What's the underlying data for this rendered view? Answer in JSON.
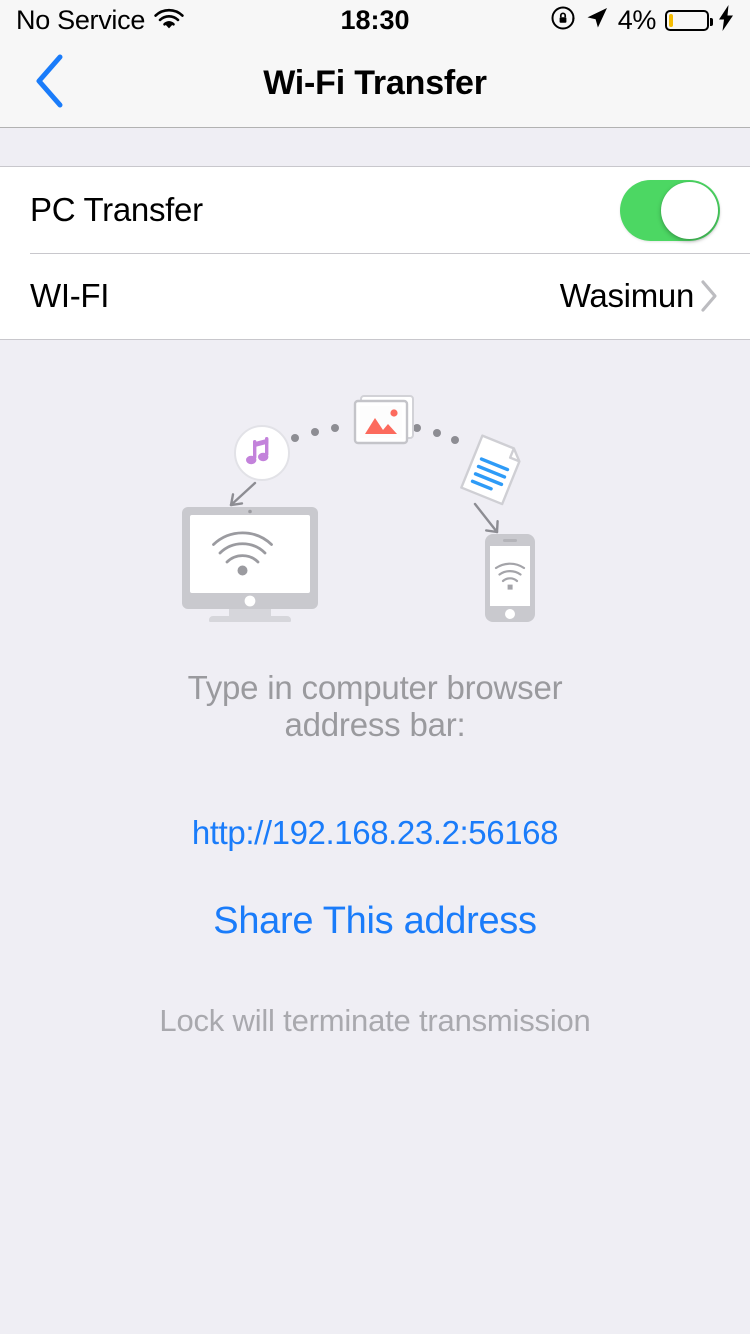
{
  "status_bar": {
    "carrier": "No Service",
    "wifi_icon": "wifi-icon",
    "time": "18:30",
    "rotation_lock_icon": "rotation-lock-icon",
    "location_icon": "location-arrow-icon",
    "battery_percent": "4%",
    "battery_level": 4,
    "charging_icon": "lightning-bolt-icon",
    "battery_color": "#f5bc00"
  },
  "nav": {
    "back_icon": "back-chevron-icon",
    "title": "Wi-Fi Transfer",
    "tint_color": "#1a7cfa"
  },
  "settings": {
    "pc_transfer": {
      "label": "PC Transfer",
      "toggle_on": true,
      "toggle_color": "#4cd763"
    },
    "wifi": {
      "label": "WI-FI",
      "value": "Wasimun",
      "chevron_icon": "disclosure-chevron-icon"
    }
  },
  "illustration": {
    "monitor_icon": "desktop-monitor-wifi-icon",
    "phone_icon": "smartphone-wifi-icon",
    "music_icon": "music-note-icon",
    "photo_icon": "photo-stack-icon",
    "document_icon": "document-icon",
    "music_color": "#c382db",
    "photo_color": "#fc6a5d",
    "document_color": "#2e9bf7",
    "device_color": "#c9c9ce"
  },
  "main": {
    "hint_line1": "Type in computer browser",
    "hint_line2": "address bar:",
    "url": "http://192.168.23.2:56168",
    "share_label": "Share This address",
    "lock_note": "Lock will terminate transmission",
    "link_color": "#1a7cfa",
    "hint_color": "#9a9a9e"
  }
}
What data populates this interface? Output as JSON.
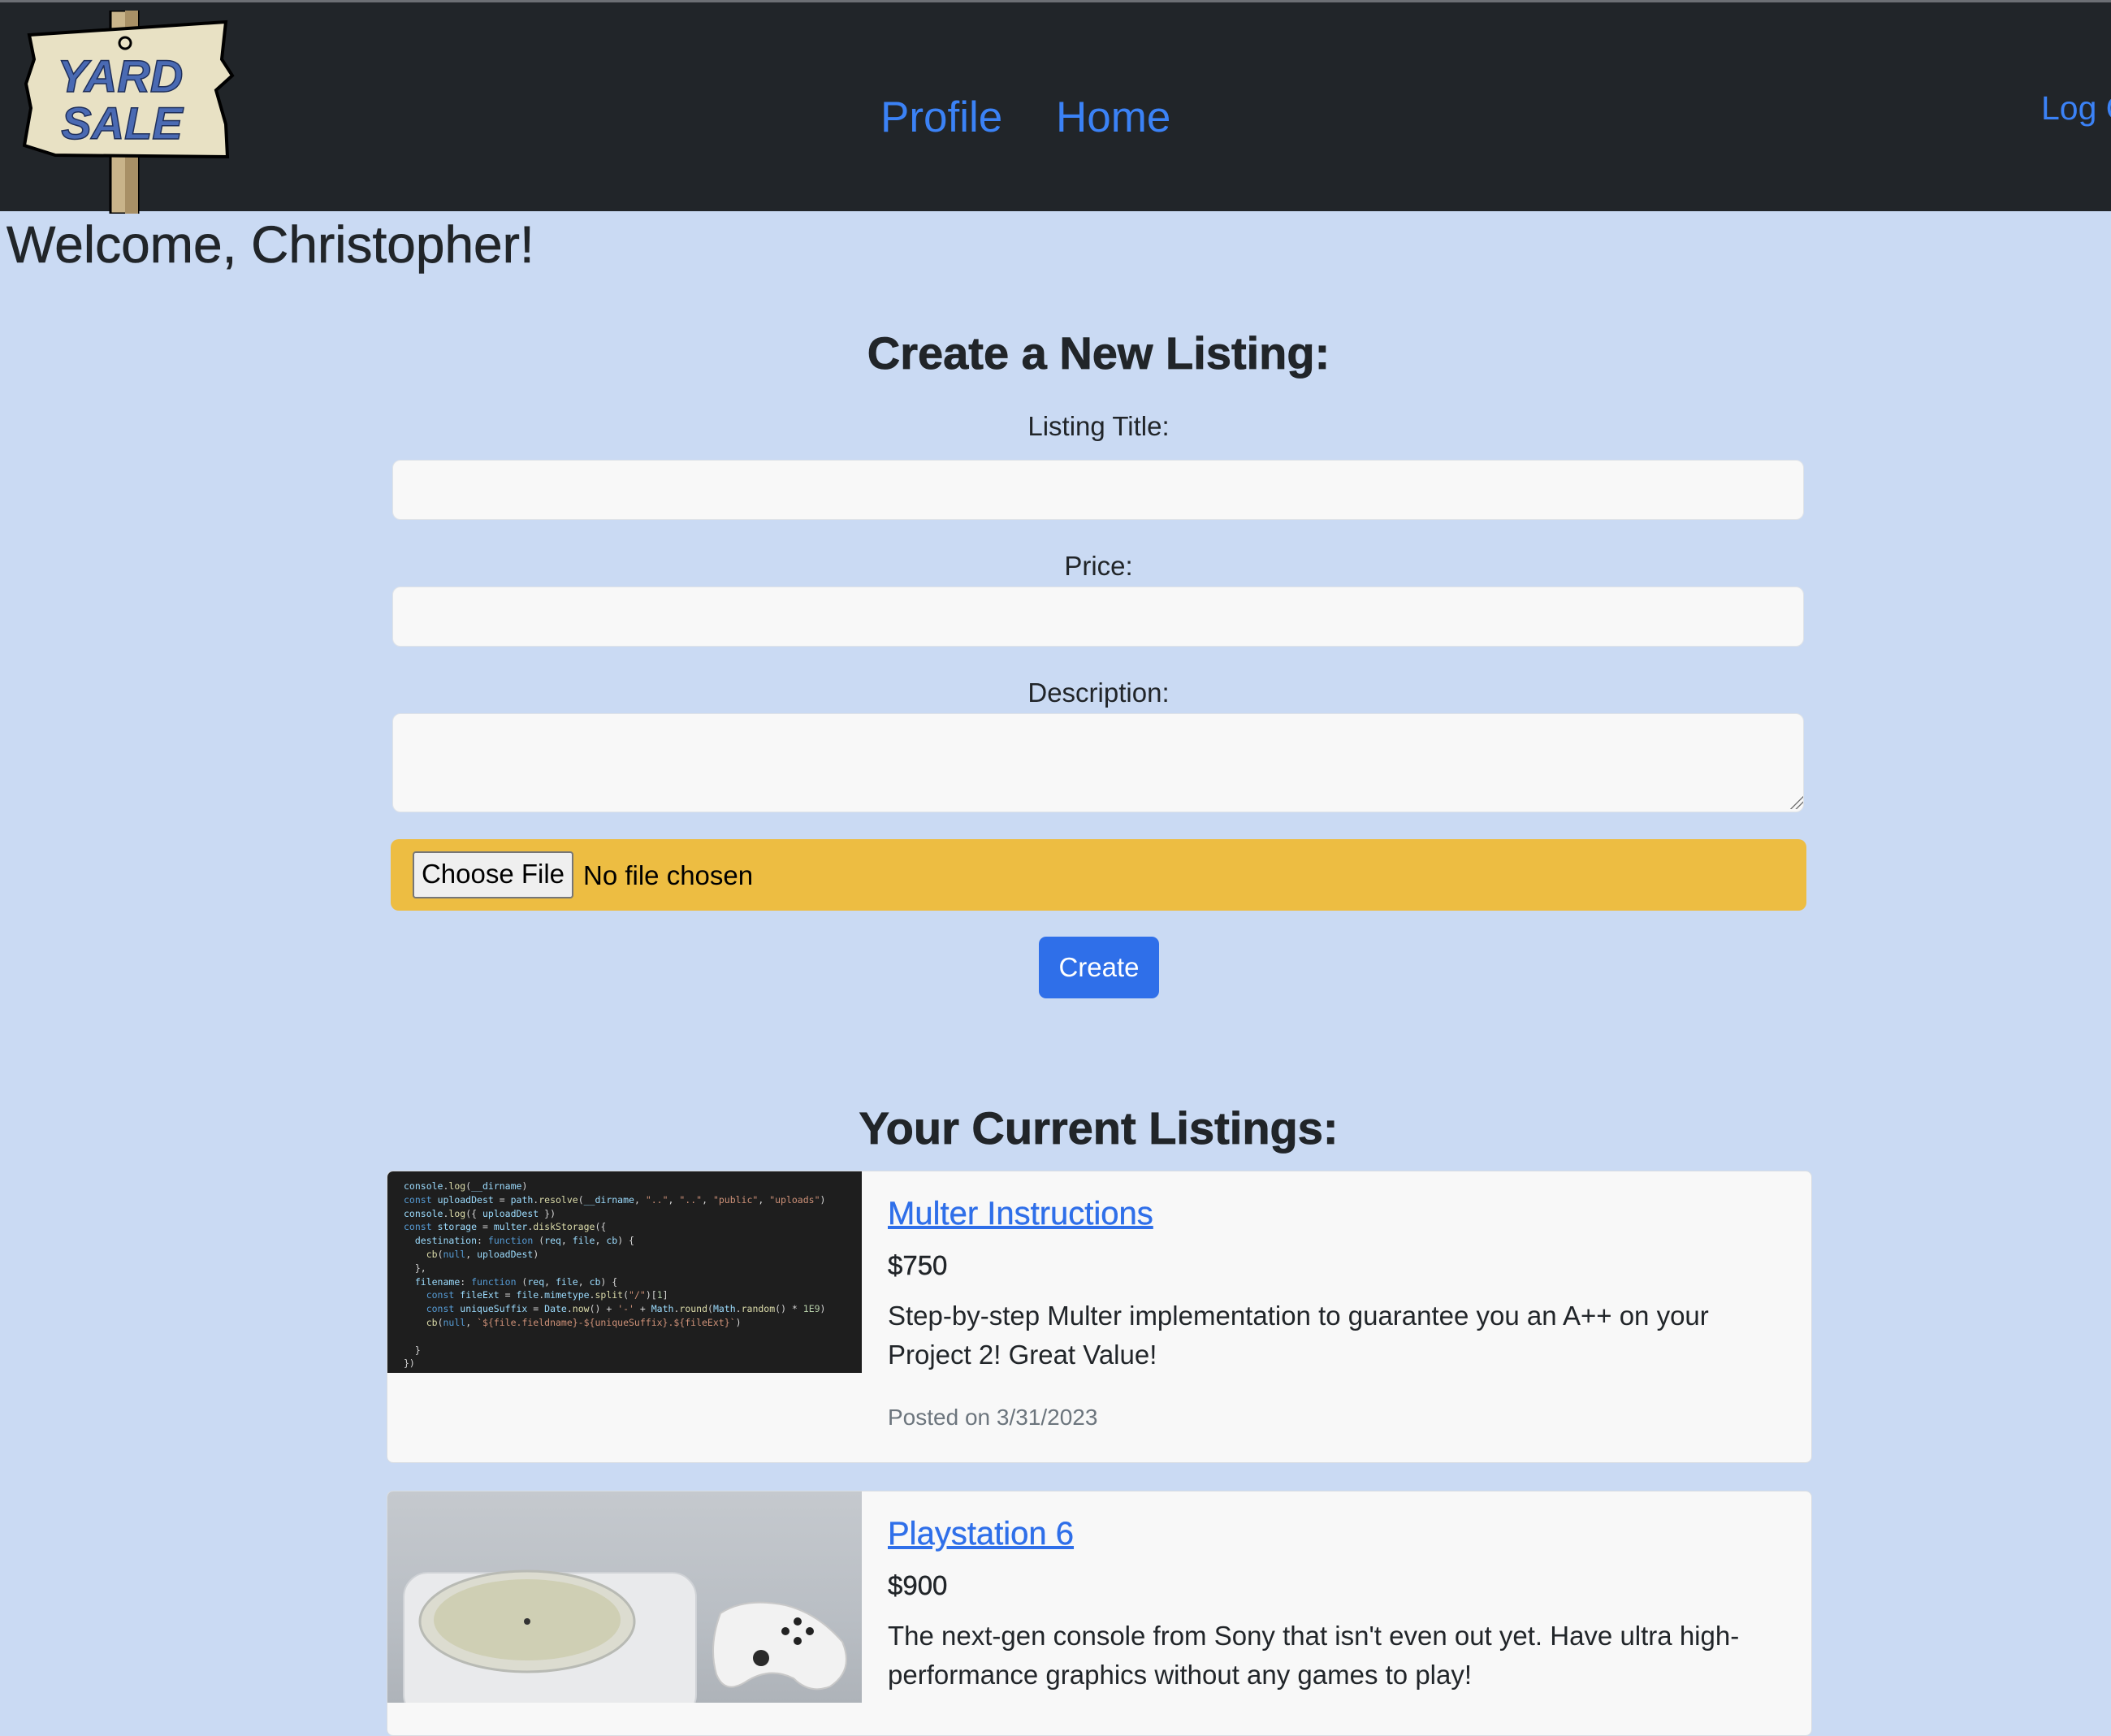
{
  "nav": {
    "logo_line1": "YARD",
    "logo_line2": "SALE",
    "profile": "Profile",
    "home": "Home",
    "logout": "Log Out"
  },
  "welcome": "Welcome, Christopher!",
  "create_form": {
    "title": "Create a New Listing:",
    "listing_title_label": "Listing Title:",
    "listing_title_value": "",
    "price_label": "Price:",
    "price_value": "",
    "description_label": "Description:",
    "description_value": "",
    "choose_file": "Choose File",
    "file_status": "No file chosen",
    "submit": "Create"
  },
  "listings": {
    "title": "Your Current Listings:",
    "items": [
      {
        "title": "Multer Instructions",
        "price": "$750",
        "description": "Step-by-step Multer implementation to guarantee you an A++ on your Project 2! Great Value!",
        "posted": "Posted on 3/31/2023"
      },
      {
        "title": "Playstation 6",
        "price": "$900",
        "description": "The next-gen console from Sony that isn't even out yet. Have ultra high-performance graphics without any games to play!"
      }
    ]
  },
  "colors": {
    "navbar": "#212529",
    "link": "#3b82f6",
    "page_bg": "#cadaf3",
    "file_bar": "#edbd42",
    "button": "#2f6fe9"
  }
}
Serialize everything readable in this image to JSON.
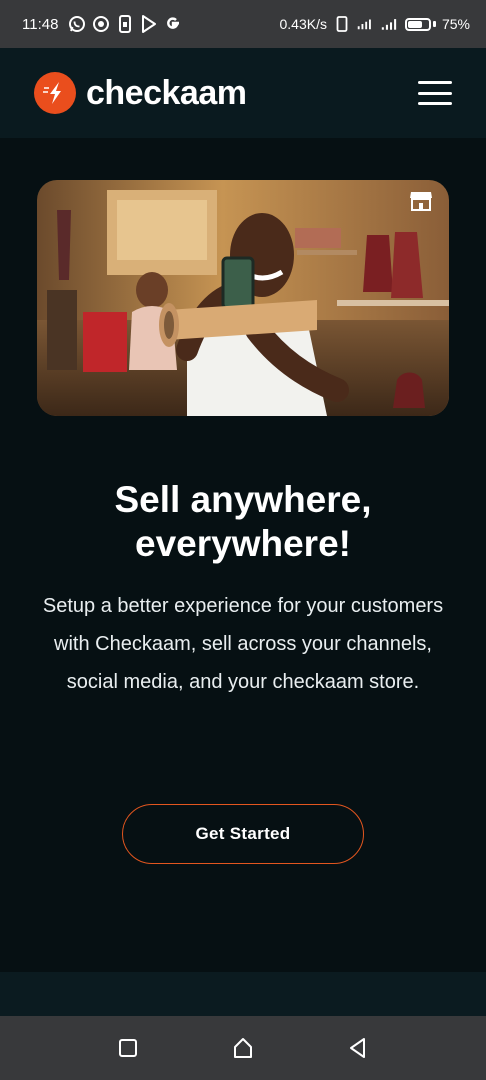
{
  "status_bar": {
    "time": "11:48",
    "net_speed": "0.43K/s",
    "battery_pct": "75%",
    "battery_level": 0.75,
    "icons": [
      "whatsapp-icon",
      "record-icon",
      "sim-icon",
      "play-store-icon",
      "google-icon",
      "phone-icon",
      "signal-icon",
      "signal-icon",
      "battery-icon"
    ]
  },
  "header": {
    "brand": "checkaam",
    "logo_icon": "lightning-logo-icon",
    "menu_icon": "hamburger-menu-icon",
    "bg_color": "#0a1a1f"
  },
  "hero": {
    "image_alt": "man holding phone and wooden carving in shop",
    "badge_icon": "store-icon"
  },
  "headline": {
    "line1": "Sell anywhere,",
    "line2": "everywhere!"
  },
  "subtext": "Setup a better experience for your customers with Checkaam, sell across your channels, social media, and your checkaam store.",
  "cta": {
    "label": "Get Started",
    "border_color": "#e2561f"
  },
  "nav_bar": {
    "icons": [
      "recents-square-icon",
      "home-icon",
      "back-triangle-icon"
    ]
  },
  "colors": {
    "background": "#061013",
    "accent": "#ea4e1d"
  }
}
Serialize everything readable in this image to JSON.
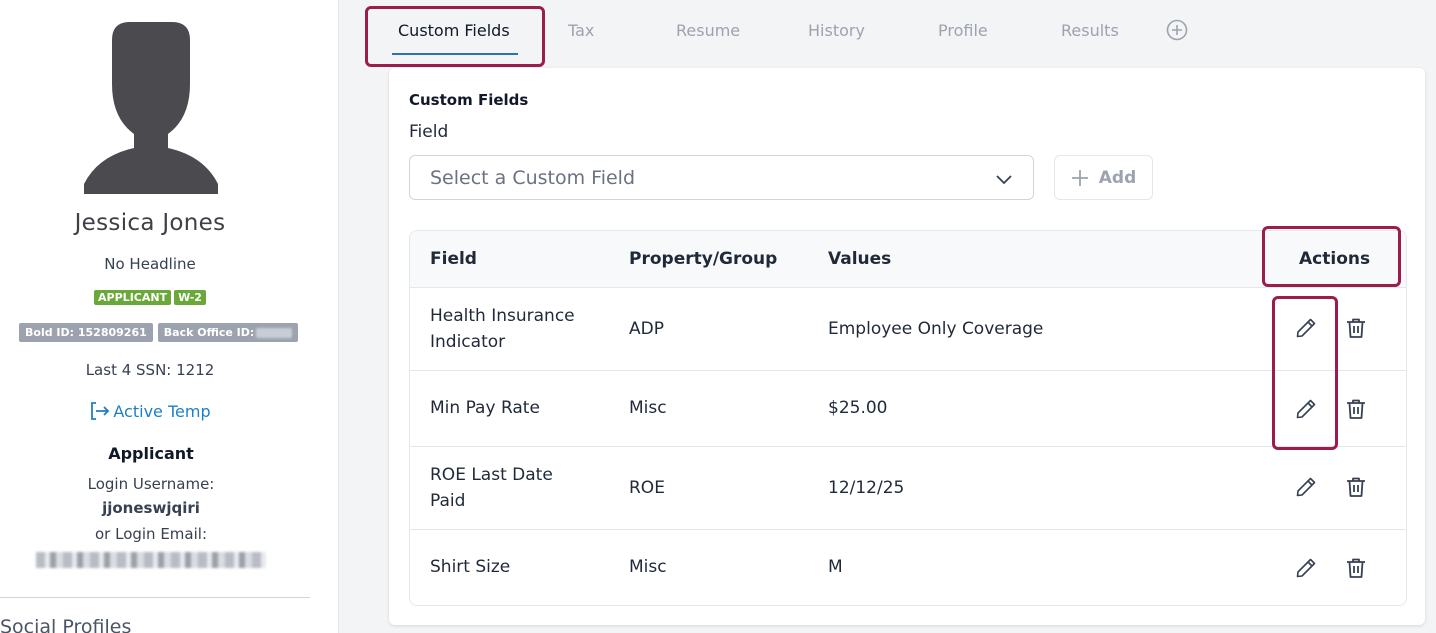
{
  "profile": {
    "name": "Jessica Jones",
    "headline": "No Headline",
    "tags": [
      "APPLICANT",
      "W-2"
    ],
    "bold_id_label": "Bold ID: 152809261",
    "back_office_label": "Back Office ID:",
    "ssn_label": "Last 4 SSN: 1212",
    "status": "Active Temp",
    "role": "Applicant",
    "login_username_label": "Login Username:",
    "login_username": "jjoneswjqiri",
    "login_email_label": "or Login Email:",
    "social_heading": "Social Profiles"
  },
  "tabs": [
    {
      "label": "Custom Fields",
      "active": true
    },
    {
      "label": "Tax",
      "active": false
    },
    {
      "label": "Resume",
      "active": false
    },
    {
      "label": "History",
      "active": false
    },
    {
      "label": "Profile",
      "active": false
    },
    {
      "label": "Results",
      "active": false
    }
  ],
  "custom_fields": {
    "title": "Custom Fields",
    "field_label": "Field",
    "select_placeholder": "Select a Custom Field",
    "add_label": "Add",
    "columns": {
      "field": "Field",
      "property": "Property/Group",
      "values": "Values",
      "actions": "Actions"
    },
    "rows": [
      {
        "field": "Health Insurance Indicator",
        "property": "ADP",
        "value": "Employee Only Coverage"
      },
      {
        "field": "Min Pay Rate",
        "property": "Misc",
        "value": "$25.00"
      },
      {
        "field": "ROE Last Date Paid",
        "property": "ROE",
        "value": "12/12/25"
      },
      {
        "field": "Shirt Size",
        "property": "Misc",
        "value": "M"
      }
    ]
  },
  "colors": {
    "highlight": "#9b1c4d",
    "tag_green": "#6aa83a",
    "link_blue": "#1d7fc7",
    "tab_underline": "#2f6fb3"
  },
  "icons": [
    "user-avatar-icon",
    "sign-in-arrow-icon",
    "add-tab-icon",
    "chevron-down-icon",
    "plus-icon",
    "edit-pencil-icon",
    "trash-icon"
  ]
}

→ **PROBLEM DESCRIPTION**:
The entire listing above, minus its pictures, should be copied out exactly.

→ **EXERCISE SOLUTION**:
What's the underlying data for this rendered view? Answer in JSON.
{
  "status_bar": {
    "carrier": "No Service",
    "wifi_icon": "wifi-icon",
    "time": "18:30",
    "rotation_lock_icon": "rotation-lock-icon",
    "location_icon": "location-arrow-icon",
    "battery_percent": "4%",
    "battery_level": 4,
    "charging_icon": "lightning-bolt-icon",
    "battery_color": "#f5bc00"
  },
  "nav": {
    "back_icon": "back-chevron-icon",
    "title": "Wi-Fi Transfer",
    "tint_color": "#1a7cfa"
  },
  "settings": {
    "pc_transfer": {
      "label": "PC Transfer",
      "toggle_on": true,
      "toggle_color": "#4cd763"
    },
    "wifi": {
      "label": "WI-FI",
      "value": "Wasimun",
      "chevron_icon": "disclosure-chevron-icon"
    }
  },
  "illustration": {
    "monitor_icon": "desktop-monitor-wifi-icon",
    "phone_icon": "smartphone-wifi-icon",
    "music_icon": "music-note-icon",
    "photo_icon": "photo-stack-icon",
    "document_icon": "document-icon",
    "music_color": "#c382db",
    "photo_color": "#fc6a5d",
    "document_color": "#2e9bf7",
    "device_color": "#c9c9ce"
  },
  "main": {
    "hint_line1": "Type in computer browser",
    "hint_line2": "address bar:",
    "url": "http://192.168.23.2:56168",
    "share_label": "Share This address",
    "lock_note": "Lock will terminate transmission",
    "link_color": "#1a7cfa",
    "hint_color": "#9a9a9e"
  }
}
What data populates this interface? Output as JSON.
{
  "nav": {
    "logo_line1": "YARD",
    "logo_line2": "SALE",
    "profile": "Profile",
    "home": "Home",
    "logout": "Log Out"
  },
  "welcome": "Welcome, Christopher!",
  "create_form": {
    "title": "Create a New Listing:",
    "listing_title_label": "Listing Title:",
    "listing_title_value": "",
    "price_label": "Price:",
    "price_value": "",
    "description_label": "Description:",
    "description_value": "",
    "choose_file": "Choose File",
    "file_status": "No file chosen",
    "submit": "Create"
  },
  "listings": {
    "title": "Your Current Listings:",
    "items": [
      {
        "title": "Multer Instructions",
        "price": "$750",
        "description": "Step-by-step Multer implementation to guarantee you an A++ on your Project 2! Great Value!",
        "posted": "Posted on 3/31/2023"
      },
      {
        "title": "Playstation 6",
        "price": "$900",
        "description": "The next-gen console from Sony that isn't even out yet. Have ultra high-performance graphics without any games to play!"
      }
    ]
  },
  "colors": {
    "navbar": "#212529",
    "link": "#3b82f6",
    "page_bg": "#cadaf3",
    "file_bar": "#edbd42",
    "button": "#2f6fe9"
  }
}
Serialize everything readable in this image to JSON.
{
  "status_bar": {
    "time": "11:48",
    "net_speed": "0.43K/s",
    "battery_pct": "75%",
    "battery_level": 0.75,
    "icons": [
      "whatsapp-icon",
      "record-icon",
      "sim-icon",
      "play-store-icon",
      "google-icon",
      "phone-icon",
      "signal-icon",
      "signal-icon",
      "battery-icon"
    ]
  },
  "header": {
    "brand": "checkaam",
    "logo_icon": "lightning-logo-icon",
    "menu_icon": "hamburger-menu-icon",
    "bg_color": "#0a1a1f"
  },
  "hero": {
    "image_alt": "man holding phone and wooden carving in shop",
    "badge_icon": "store-icon"
  },
  "headline": {
    "line1": "Sell anywhere,",
    "line2": "everywhere!"
  },
  "subtext": "Setup a better experience for your customers with Checkaam, sell across your channels, social media, and your checkaam store.",
  "cta": {
    "label": "Get Started",
    "border_color": "#e2561f"
  },
  "nav_bar": {
    "icons": [
      "recents-square-icon",
      "home-icon",
      "back-triangle-icon"
    ]
  },
  "colors": {
    "background": "#061013",
    "accent": "#ea4e1d"
  }
}
Serialize everything readable in this image to JSON.
{
  "profile": {
    "name": "Jessica Jones",
    "headline": "No Headline",
    "tags": [
      "APPLICANT",
      "W-2"
    ],
    "bold_id_label": "Bold ID: 152809261",
    "back_office_label": "Back Office ID:",
    "ssn_label": "Last 4 SSN: 1212",
    "status": "Active Temp",
    "role": "Applicant",
    "login_username_label": "Login Username:",
    "login_username": "jjoneswjqiri",
    "login_email_label": "or Login Email:",
    "social_heading": "Social Profiles"
  },
  "tabs": [
    {
      "label": "Custom Fields",
      "active": true
    },
    {
      "label": "Tax",
      "active": false
    },
    {
      "label": "Resume",
      "active": false
    },
    {
      "label": "History",
      "active": false
    },
    {
      "label": "Profile",
      "active": false
    },
    {
      "label": "Results",
      "active": false
    }
  ],
  "custom_fields": {
    "title": "Custom Fields",
    "field_label": "Field",
    "select_placeholder": "Select a Custom Field",
    "add_label": "Add",
    "columns": {
      "field": "Field",
      "property": "Property/Group",
      "values": "Values",
      "actions": "Actions"
    },
    "rows": [
      {
        "field": "Health Insurance Indicator",
        "property": "ADP",
        "value": "Employee Only Coverage"
      },
      {
        "field": "Min Pay Rate",
        "property": "Misc",
        "value": "$25.00"
      },
      {
        "field": "ROE Last Date Paid",
        "property": "ROE",
        "value": "12/12/25"
      },
      {
        "field": "Shirt Size",
        "property": "Misc",
        "value": "M"
      }
    ]
  },
  "colors": {
    "highlight": "#9b1c4d",
    "tag_green": "#6aa83a",
    "link_blue": "#1d7fc7",
    "tab_underline": "#2f6fb3"
  },
  "icons": [
    "user-avatar-icon",
    "sign-in-arrow-icon",
    "add-tab-icon",
    "chevron-down-icon",
    "plus-icon",
    "edit-pencil-icon",
    "trash-icon"
  ]
}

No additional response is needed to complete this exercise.